Two weeks after the deadly tsunami ravaged scores of communities, some people in Sri Lanka say they are ready to rebuild and get on with their lives. But with destruction so widespread and aid largely directed at emergency medical care, few know where to begin.
Nandini Fernando and her extended family are sifting through piles of debris, trying to find pieces of their former homes to salvage. The family owned three houses in the coastal town of Moratuwa, approximately 90 kilometers south of Sri Lanka's capital.
Like millions of people across the Indian Ocean region, Ms. Fernando has her own story to tell of the moment the tsunami struck.
"This was my house, she says, we had three rooms and a kitchen. When the water came in, five of us were here, including three kids. When the water came up to neck level, we ran away," she said.
Visible around the curve of the beach in Moratuwa is the capital Colombo, home to an industrial port and tens of thousands of others who were spared from the tsunami's wrath. More than 30,000 people across the country died.
Despite being hit by the wave, residents of Moratuwa consider themselves lucky. Just two people died in the tsunami here. Since it is so near the capital, its residents say they are not suffering from the same health threats, such as a lack of drinking water and food, affecting so many other communities. Most are now living in nearby schools being used as refugee centers.
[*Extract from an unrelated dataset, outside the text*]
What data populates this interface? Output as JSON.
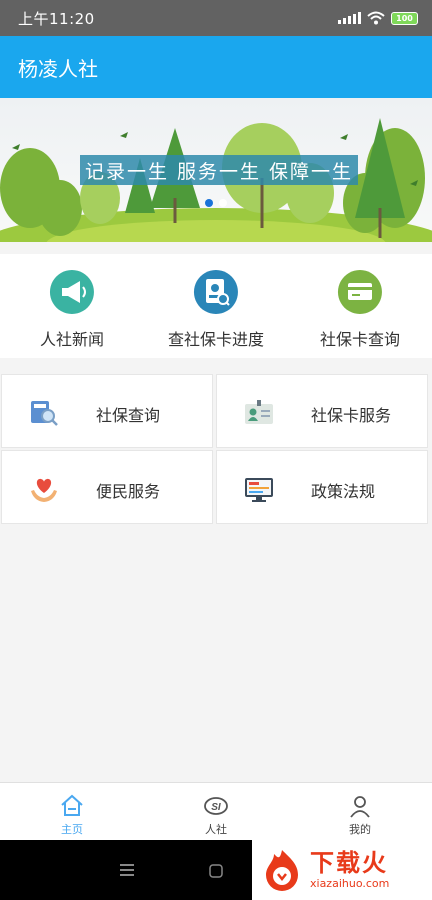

But that is the only assistance the residents of Moratuwa have received. They say they need more help from the government if they are going to restart their lives.
Sitting amidst the rubble lining the shore is 32-year-old Arunkumara Pereis. He is simply staring at the remains of his house, located just over a sea wall about 20 meters from the water.
Like many people in the village, Mr. Pereis would like to put the tsunami behind him and rebuild his home. But the task of rebuilding may foretell of other difficulties yet to be discussed, such as property rights and whether the government will help move displaced communities.
He said, the government has forbidden the people of Moratuwa from rebuilding their houses here, near the sea. So he has to rebuild somewhere else. But he does not own any land, so he has no idea what to do.
Twenty-five year-old D.D. Nishantha first heard about the tsunami on television, when local news carried images of parts of eastern Sri Lanka where the wave had already struck. No one apparently thought to warn communities in the southern parts of the country, struck by the wave roughly an hour later.
Like many in Moratuwa, Mr. Nishantha is a carpenter, a profession likely to face a high demand following the tragedy. But he says he is not interested in making money.
He said after the waves destroyed their homes, no one has any money. Everyone is a carpenter or house builder. If anyone needs help, he says he will help them without charging. He does not want to charge anyone affected by the tsunami.